(Beginning of Information shown)
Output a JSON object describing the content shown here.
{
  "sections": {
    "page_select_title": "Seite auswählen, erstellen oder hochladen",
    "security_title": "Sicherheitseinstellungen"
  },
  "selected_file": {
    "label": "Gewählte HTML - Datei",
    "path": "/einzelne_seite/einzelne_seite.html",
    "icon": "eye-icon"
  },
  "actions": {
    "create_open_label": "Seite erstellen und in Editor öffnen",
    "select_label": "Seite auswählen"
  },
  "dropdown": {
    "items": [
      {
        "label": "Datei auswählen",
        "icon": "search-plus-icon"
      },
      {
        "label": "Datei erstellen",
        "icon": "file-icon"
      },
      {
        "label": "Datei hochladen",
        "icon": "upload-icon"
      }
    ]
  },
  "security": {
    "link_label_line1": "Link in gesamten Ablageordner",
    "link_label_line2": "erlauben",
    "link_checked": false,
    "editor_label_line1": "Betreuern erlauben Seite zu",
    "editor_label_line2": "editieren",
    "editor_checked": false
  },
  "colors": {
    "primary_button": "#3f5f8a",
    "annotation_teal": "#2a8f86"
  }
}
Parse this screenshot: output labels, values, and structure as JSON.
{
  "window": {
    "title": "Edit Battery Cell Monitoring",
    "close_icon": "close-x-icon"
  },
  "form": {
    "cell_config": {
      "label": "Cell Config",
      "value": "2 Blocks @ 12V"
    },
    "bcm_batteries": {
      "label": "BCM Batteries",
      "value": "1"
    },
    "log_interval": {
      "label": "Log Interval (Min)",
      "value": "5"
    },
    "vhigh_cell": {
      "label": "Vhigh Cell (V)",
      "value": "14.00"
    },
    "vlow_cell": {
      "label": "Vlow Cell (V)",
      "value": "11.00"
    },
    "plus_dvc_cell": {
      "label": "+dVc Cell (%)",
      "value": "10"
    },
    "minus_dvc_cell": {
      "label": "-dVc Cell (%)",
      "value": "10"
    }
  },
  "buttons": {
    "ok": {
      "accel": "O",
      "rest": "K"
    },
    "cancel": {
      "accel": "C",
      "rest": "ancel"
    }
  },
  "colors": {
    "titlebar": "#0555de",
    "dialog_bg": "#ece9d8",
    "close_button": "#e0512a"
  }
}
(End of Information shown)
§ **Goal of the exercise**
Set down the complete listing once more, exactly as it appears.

§ **Response box**
Output a JSON object describing the content shown here.
{
  "sections": {
    "page_select_title": "Seite auswählen, erstellen oder hochladen",
    "security_title": "Sicherheitseinstellungen"
  },
  "selected_file": {
    "label": "Gewählte HTML - Datei",
    "path": "/einzelne_seite/einzelne_seite.html",
    "icon": "eye-icon"
  },
  "actions": {
    "create_open_label": "Seite erstellen und in Editor öffnen",
    "select_label": "Seite auswählen"
  },
  "dropdown": {
    "items": [
      {
        "label": "Datei auswählen",
        "icon": "search-plus-icon"
      },
      {
        "label": "Datei erstellen",
        "icon": "file-icon"
      },
      {
        "label": "Datei hochladen",
        "icon": "upload-icon"
      }
    ]
  },
  "security": {
    "link_label_line1": "Link in gesamten Ablageordner",
    "link_label_line2": "erlauben",
    "link_checked": false,
    "editor_label_line1": "Betreuern erlauben Seite zu",
    "editor_label_line2": "editieren",
    "editor_checked": false
  },
  "colors": {
    "primary_button": "#3f5f8a",
    "annotation_teal": "#2a8f86"
  }
}
Parse this screenshot: output labels, values, and structure as JSON.
{
  "window": {
    "title": "Edit Battery Cell Monitoring",
    "close_icon": "close-x-icon"
  },
  "form": {
    "cell_config": {
      "label": "Cell Config",
      "value": "2 Blocks @ 12V"
    },
    "bcm_batteries": {
      "label": "BCM Batteries",
      "value": "1"
    },
    "log_interval": {
      "label": "Log Interval (Min)",
      "value": "5"
    },
    "vhigh_cell": {
      "label": "Vhigh Cell (V)",
      "value": "14.00"
    },
    "vlow_cell": {
      "label": "Vlow Cell (V)",
      "value": "11.00"
    },
    "plus_dvc_cell": {
      "label": "+dVc Cell (%)",
      "value": "10"
    },
    "minus_dvc_cell": {
      "label": "-dVc Cell (%)",
      "value": "10"
    }
  },
  "buttons": {
    "ok": {
      "accel": "O",
      "rest": "K"
    },
    "cancel": {
      "accel": "C",
      "rest": "ancel"
    }
  },
  "colors": {
    "titlebar": "#0555de",
    "dialog_bg": "#ece9d8",
    "close_button": "#e0512a"
  }
}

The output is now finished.